Getting vaccinated is stressed for children, especially since they’re in close quarters in day cares and schools and can be exposed more to viruses (not to mention having less developed immune systems). However, while you should follow the schedules for child vaccinations from the Centers for Disease Control and Prevention (CDC), you should definitely protect yourself too.
The shots recommended for adults are not always the same as the ones for children, and can be advised by your doctor especially if you have certain health conditions. A physician can also warn you about the dangers of a certain vaccine in some cases, for example if you’re pregnant. Let’s have a look at six key vaccines you should get beyond the age of 18-years old…
If you’ve never had shingles, you’re lucky—it is a potentially excruciating nerve infection that strikes adults and is caused by the varicella-zoster virus. The CDC notes you should get the zoster vaccine if you’re in the 60 to 64-age bracket (even if you’ve had shingles before).

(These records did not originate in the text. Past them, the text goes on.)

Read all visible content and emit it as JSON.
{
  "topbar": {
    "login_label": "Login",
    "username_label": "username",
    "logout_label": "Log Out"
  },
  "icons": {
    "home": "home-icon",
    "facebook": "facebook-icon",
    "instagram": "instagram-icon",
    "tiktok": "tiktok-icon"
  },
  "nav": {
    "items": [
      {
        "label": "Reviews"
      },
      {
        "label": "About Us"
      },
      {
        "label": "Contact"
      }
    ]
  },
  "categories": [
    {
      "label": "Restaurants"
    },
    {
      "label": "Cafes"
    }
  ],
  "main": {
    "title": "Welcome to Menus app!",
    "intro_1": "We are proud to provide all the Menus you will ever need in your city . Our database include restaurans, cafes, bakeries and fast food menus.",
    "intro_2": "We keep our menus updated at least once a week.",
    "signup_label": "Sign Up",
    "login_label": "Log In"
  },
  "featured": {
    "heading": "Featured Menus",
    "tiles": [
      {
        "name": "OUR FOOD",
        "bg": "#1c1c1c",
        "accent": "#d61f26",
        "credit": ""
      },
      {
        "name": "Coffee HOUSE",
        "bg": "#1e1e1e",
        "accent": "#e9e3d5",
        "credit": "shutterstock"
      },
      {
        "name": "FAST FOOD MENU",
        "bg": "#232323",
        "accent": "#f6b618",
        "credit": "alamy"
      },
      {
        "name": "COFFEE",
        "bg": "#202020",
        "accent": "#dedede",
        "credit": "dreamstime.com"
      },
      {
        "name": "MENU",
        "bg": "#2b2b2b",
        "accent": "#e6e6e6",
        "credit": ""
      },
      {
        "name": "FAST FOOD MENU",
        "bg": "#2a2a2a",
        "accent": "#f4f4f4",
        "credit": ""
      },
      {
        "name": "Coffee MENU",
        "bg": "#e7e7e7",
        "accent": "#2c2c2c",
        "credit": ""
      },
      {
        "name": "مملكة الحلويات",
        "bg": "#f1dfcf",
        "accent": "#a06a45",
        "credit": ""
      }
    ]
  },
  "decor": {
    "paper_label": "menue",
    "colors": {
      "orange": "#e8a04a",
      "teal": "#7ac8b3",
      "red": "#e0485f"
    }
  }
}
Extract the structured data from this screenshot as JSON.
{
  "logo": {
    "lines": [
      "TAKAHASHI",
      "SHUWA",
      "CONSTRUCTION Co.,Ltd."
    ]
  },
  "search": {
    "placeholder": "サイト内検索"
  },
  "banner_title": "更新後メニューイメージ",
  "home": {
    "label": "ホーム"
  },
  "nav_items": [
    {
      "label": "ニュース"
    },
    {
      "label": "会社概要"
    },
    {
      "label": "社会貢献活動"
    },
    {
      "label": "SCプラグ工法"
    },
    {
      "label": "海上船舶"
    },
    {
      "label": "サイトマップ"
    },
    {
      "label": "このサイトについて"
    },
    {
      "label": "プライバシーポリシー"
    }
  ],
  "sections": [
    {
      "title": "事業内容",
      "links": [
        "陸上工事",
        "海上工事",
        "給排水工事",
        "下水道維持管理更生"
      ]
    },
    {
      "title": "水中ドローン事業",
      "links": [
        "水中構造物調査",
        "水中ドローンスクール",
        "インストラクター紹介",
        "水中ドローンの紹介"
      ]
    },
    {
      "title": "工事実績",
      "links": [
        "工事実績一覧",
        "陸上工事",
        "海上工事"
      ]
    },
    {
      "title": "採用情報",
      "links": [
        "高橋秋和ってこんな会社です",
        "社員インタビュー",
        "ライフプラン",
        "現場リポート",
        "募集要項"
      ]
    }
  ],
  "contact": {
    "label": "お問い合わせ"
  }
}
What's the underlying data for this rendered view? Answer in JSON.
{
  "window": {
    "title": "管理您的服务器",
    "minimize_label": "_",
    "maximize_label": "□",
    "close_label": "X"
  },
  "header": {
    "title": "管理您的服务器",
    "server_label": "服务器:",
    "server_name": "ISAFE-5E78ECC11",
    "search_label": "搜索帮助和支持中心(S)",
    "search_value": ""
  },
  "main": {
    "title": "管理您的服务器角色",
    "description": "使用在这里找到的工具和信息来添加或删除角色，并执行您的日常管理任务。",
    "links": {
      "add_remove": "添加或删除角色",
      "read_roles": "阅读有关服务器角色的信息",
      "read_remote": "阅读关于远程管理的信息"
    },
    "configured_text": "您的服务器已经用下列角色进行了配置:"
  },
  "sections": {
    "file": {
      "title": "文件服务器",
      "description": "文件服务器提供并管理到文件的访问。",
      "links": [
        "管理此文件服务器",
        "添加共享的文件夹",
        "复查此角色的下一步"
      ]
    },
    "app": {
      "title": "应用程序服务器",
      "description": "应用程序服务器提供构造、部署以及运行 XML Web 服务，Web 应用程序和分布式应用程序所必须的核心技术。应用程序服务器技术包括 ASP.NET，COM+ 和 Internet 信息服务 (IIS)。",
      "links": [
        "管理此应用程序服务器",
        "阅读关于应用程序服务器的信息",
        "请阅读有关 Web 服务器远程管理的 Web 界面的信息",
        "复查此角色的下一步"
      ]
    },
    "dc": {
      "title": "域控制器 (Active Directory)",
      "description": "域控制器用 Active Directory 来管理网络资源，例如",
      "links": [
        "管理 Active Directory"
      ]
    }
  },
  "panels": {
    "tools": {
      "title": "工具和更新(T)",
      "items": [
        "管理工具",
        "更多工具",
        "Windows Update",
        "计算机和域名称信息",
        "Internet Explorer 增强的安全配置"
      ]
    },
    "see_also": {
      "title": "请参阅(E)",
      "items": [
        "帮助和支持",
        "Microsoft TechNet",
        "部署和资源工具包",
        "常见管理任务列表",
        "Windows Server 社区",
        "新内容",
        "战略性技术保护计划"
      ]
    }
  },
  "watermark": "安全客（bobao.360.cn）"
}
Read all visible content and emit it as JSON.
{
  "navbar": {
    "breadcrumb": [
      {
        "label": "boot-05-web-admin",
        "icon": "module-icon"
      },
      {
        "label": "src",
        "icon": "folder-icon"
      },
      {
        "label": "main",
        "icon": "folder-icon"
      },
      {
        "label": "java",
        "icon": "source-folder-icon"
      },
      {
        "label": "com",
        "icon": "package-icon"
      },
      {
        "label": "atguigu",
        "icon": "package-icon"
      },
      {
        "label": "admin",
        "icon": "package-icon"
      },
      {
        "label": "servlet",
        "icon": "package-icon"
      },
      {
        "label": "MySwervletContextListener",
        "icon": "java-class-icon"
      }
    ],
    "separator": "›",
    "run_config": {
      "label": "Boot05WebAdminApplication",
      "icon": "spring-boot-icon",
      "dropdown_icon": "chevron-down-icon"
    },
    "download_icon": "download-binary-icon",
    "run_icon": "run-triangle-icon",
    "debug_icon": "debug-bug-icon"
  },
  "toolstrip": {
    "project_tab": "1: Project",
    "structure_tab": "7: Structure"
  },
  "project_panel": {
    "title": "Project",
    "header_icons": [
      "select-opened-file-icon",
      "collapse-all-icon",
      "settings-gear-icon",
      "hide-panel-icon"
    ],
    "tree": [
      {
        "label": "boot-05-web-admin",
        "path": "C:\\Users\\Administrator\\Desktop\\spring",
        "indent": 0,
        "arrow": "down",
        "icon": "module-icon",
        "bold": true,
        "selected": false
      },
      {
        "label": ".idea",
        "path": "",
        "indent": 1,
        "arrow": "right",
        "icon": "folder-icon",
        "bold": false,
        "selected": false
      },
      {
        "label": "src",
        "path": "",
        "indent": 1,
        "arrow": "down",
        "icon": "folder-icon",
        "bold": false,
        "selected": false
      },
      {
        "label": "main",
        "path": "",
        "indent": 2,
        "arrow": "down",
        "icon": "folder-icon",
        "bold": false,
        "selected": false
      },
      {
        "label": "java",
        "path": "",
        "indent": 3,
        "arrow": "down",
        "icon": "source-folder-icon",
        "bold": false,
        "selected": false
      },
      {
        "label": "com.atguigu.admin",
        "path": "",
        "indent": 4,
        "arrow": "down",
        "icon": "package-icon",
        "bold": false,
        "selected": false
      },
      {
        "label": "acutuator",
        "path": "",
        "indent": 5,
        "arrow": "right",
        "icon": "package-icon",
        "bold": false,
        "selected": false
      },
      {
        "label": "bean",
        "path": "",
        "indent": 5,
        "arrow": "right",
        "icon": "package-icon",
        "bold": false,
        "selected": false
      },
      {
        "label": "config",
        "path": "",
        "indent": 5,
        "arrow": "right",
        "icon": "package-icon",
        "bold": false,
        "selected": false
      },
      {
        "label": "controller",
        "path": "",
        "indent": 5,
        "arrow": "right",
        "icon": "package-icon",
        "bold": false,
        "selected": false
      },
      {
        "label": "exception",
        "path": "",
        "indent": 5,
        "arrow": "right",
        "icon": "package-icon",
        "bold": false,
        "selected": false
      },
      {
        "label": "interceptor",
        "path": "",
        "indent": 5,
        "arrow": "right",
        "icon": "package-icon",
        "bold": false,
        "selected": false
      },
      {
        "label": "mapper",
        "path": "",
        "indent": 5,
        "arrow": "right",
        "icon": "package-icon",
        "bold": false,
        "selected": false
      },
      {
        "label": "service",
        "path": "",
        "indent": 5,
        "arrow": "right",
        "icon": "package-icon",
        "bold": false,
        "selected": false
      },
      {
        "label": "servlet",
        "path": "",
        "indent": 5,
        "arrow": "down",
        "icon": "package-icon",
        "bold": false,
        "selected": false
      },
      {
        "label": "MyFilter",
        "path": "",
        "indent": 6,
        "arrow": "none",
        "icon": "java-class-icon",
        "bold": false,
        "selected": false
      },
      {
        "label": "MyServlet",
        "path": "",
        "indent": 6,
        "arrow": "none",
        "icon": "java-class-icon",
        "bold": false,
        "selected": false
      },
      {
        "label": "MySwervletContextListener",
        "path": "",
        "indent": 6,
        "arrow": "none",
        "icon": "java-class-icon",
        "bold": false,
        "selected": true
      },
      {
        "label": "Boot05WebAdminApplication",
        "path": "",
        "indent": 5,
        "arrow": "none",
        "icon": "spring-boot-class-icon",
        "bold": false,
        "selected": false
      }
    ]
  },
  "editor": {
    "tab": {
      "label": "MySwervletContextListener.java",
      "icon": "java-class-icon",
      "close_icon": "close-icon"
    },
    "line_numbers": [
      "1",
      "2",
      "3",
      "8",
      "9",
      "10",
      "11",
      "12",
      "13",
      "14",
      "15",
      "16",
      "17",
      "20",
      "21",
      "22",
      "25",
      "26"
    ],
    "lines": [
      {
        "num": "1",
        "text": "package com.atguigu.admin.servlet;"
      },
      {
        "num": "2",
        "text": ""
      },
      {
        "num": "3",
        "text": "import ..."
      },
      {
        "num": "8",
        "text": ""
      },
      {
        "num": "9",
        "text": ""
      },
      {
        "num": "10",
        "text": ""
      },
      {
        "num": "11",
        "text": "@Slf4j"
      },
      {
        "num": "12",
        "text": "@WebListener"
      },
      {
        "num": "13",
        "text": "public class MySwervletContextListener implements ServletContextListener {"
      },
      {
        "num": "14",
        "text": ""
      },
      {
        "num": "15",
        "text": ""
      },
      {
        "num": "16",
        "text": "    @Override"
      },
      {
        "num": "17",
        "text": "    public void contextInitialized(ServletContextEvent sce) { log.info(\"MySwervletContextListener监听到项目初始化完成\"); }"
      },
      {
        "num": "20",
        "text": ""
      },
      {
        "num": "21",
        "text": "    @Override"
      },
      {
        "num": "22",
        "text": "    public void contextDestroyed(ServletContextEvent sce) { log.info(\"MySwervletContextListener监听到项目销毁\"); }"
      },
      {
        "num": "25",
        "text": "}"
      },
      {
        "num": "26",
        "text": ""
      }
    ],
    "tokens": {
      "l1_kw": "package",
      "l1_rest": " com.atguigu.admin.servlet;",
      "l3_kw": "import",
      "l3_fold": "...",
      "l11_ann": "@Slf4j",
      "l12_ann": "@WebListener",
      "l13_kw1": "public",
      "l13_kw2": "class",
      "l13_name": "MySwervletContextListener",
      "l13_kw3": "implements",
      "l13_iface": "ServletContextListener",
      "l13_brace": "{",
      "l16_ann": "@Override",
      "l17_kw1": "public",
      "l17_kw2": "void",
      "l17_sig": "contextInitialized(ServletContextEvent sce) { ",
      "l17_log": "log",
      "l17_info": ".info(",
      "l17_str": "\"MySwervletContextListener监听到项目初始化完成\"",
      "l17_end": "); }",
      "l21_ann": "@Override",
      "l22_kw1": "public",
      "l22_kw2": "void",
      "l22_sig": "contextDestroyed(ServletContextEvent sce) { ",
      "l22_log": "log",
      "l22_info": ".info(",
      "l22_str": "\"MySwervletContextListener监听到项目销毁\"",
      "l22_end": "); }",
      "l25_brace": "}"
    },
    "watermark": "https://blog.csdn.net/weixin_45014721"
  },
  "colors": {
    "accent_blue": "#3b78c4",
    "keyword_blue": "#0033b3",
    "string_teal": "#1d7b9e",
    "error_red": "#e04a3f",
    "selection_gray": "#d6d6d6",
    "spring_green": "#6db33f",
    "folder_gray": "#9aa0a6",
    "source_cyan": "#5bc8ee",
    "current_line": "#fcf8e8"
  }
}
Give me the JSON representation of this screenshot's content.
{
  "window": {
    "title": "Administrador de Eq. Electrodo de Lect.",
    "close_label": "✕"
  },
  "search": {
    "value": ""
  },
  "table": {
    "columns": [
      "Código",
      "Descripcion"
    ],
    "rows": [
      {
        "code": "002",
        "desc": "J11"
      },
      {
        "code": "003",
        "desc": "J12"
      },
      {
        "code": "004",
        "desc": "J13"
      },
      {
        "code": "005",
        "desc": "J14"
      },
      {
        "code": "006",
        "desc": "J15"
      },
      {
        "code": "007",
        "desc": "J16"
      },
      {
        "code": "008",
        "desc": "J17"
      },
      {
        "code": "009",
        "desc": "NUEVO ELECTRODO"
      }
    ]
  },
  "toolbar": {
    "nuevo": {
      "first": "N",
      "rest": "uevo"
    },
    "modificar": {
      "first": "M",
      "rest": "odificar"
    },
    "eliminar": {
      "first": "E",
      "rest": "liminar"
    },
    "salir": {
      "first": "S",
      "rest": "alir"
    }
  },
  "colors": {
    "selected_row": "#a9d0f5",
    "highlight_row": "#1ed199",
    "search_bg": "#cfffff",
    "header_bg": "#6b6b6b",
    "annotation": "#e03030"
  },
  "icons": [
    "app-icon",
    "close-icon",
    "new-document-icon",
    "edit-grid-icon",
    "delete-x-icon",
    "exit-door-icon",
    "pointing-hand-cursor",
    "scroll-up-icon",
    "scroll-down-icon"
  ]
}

This same virus is responsible for chickenpox in children and teenagers, and the virus can reappear later in life (one in 3-people will get shingles in their lifetime). If you have shingles, you can’t directly pass it to someone else, but you can still infect someone with chickenpox who has never had the latter illness.